This is not current Venezuela. This was Colombia in February 2008, during the protests against the violence caused by the FARC. The multitudes pictured above do not want to see the FARC in congress but in prison.
How fickle can President Santos be!
During his presidential campaign, throughout 2009 and 2010, President Santos spoke of his commitment to eliminating more than 20 FARC camps on the Venezuelan side of the border, and half as many in neighboring Ecuador. Santos was elected with an unprecedented mandate to continue Uribe’s strong fight against decades of guerrilla violence.
But instead Santos turned sharply left and became blatantly corrupt in the last eight months. In the government peace talks currently taking place in Havana, Santos has even conceded to political quotas to the FARC, which he said he would never do.
True enough that, historically, conflict resolution seeks to create political spaces for individuals and groups with an ideology. But the FARC are drug gangs using ideology to mask their narco-trafficking activities.
People worldwide are concerned about what is being discussed in these so-called “peace” talks, in which terrorists are rewarded and victims are disregarded. It seems the peace deal now in the works with FARC will legitimize thugs in Colombian politics.
Colombians are feeling betrayed by the current administration.
The Society of Colombian Agriculture, SAC, worry the government is flirting with an alternative economic model that does not respect private property and free markets. The SAC were the first supporters of the peace process and are now withdrawing that initial support. The SAC are also angry that the Santos government promised much investment in the countryside, regardless of a peace deal, and it has not delivered. (See: 10-year $55 billion investment plan for infrastructure.)

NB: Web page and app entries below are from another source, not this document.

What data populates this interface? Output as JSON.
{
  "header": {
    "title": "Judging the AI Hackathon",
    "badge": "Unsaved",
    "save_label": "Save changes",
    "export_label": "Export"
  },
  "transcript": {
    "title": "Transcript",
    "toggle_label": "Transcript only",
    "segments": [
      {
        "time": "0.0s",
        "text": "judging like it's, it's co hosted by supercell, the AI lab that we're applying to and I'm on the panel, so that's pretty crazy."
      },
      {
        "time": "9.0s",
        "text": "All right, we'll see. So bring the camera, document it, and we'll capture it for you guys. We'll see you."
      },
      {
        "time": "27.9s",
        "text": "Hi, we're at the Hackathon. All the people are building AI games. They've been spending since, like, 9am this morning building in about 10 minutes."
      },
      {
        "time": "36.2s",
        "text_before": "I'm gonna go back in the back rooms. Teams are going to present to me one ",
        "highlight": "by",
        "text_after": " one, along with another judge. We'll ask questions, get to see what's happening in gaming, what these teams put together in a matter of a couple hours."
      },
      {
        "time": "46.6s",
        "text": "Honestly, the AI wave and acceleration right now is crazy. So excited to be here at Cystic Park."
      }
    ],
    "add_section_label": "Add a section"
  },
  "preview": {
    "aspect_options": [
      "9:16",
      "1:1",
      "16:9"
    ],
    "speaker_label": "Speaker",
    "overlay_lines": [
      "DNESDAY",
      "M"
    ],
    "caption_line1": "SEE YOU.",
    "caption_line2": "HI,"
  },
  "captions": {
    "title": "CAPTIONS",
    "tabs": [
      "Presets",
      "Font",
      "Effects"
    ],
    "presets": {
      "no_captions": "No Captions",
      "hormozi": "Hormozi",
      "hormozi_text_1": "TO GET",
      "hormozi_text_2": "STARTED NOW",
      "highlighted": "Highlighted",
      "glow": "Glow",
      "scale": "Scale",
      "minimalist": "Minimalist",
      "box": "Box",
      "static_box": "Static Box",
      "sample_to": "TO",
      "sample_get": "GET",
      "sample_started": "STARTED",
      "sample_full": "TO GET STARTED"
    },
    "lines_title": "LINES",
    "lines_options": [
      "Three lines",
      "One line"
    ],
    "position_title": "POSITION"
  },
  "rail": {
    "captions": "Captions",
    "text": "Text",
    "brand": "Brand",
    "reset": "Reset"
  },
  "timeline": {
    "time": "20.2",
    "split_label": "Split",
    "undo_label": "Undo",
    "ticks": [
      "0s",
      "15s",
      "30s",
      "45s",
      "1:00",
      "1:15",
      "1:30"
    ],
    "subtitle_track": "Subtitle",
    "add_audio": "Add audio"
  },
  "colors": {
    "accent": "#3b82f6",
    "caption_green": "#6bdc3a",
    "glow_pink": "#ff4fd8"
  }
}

And so the victory of former president Alvaro Uribe and his Centro Democratico party in the recent senatorial elections. Uribe’s new Centro Democratico party won 20 of the Senate’s 102 seats against 47 for Santos’s weakened coalition. Santos’s Partido de la U got 21 seats, according to official results.
“I’m afraid of what will happen if an impunity pact is signed with terrorist leaders,” Uribe said at the close of his campaign.
Aren’t we all afraid? Take a look again, at the masses pictured above, who showed up to protest against the FARC’s violence in 2008. It looks a lot like Venezuela nowadays.
Although Uribe and his Centro Democratico are a minority (at just under ten percent of the vote), their presence in the senate thins the majority that Santos will rely on if re-elected, or for legislative support to implement any political quotas to the FARC.
“With many seats, or with few seats, Uribe’s goal is going to be to obstruct Santos’s government,” said Claudia Lopez, a Senate candidate for the Green Alliance.
At the very least, an opposition can check-and-balance and put a mark on any transitional laws.